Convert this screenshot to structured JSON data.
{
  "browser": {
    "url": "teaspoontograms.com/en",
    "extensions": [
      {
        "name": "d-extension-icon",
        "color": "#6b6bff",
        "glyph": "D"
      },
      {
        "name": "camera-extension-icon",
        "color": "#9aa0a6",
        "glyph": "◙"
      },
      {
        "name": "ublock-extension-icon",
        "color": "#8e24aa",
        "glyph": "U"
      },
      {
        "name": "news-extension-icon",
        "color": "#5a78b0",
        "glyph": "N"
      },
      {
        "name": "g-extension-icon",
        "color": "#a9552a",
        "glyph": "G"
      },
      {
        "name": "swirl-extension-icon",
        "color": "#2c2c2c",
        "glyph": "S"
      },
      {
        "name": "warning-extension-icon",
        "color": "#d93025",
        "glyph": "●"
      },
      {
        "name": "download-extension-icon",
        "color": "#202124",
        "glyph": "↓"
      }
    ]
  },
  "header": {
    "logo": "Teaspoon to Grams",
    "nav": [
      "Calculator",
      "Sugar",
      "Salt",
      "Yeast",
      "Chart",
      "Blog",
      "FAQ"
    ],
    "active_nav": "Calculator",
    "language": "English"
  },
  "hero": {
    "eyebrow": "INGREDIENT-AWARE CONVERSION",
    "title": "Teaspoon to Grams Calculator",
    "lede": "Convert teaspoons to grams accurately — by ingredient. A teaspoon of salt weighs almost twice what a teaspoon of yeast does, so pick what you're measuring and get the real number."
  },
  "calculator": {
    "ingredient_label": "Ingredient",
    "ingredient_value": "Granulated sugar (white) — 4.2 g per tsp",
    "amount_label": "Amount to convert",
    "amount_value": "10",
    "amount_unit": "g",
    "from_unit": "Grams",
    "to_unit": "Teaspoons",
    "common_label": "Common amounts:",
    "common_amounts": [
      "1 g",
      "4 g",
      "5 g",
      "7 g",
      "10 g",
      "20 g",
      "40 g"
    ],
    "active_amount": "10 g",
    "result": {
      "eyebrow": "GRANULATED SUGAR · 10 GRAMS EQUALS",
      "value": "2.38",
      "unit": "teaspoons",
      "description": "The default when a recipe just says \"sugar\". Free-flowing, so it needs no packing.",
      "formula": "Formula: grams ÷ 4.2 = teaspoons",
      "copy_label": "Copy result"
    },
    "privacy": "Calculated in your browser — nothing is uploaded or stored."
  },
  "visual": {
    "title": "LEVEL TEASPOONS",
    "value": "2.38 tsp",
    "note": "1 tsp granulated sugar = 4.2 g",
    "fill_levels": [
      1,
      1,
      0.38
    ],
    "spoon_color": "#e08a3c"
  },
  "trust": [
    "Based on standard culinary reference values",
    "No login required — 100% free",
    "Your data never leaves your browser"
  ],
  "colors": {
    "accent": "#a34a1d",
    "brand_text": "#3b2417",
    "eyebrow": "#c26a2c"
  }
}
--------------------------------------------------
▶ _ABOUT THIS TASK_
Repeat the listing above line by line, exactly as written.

▶ _PROBLEM SOLUTION_
Convert this screenshot to structured JSON data.
{
  "browser": {
    "url": "teaspoontograms.com/en",
    "extensions": [
      {
        "name": "d-extension-icon",
        "color": "#6b6bff",
        "glyph": "D"
      },
      {
        "name": "camera-extension-icon",
        "color": "#9aa0a6",
        "glyph": "◙"
      },
      {
        "name": "ublock-extension-icon",
        "color": "#8e24aa",
        "glyph": "U"
      },
      {
        "name": "news-extension-icon",
        "color": "#5a78b0",
        "glyph": "N"
      },
      {
        "name": "g-extension-icon",
        "color": "#a9552a",
        "glyph": "G"
      },
      {
        "name": "swirl-extension-icon",
        "color": "#2c2c2c",
        "glyph": "S"
      },
      {
        "name": "warning-extension-icon",
        "color": "#d93025",
        "glyph": "●"
      },
      {
        "name": "download-extension-icon",
        "color": "#202124",
        "glyph": "↓"
      }
    ]
  },
  "header": {
    "logo": "Teaspoon to Grams",
    "nav": [
      "Calculator",
      "Sugar",
      "Salt",
      "Yeast",
      "Chart",
      "Blog",
      "FAQ"
    ],
    "active_nav": "Calculator",
    "language": "English"
  },
  "hero": {
    "eyebrow": "INGREDIENT-AWARE CONVERSION",
    "title": "Teaspoon to Grams Calculator",
    "lede": "Convert teaspoons to grams accurately — by ingredient. A teaspoon of salt weighs almost twice what a teaspoon of yeast does, so pick what you're measuring and get the real number."
  },
  "calculator": {
    "ingredient_label": "Ingredient",
    "ingredient_value": "Granulated sugar (white) — 4.2 g per tsp",
    "amount_label": "Amount to convert",
    "amount_value": "10",
    "amount_unit": "g",
    "from_unit": "Grams",
    "to_unit": "Teaspoons",
    "common_label": "Common amounts:",
    "common_amounts": [
      "1 g",
      "4 g",
      "5 g",
      "7 g",
      "10 g",
      "20 g",
      "40 g"
    ],
    "active_amount": "10 g",
    "result": {
      "eyebrow": "GRANULATED SUGAR · 10 GRAMS EQUALS",
      "value": "2.38",
      "unit": "teaspoons",
      "description": "The default when a recipe just says \"sugar\". Free-flowing, so it needs no packing.",
      "formula": "Formula: grams ÷ 4.2 = teaspoons",
      "copy_label": "Copy result"
    },
    "privacy": "Calculated in your browser — nothing is uploaded or stored."
  },
  "visual": {
    "title": "LEVEL TEASPOONS",
    "value": "2.38 tsp",
    "note": "1 tsp granulated sugar = 4.2 g",
    "fill_levels": [
      1,
      1,
      0.38
    ],
    "spoon_color": "#e08a3c"
  },
  "trust": [
    "Based on standard culinary reference values",
    "No login required — 100% free",
    "Your data never leaves your browser"
  ],
  "colors": {
    "accent": "#a34a1d",
    "brand_text": "#3b2417",
    "eyebrow": "#c26a2c"
  }
}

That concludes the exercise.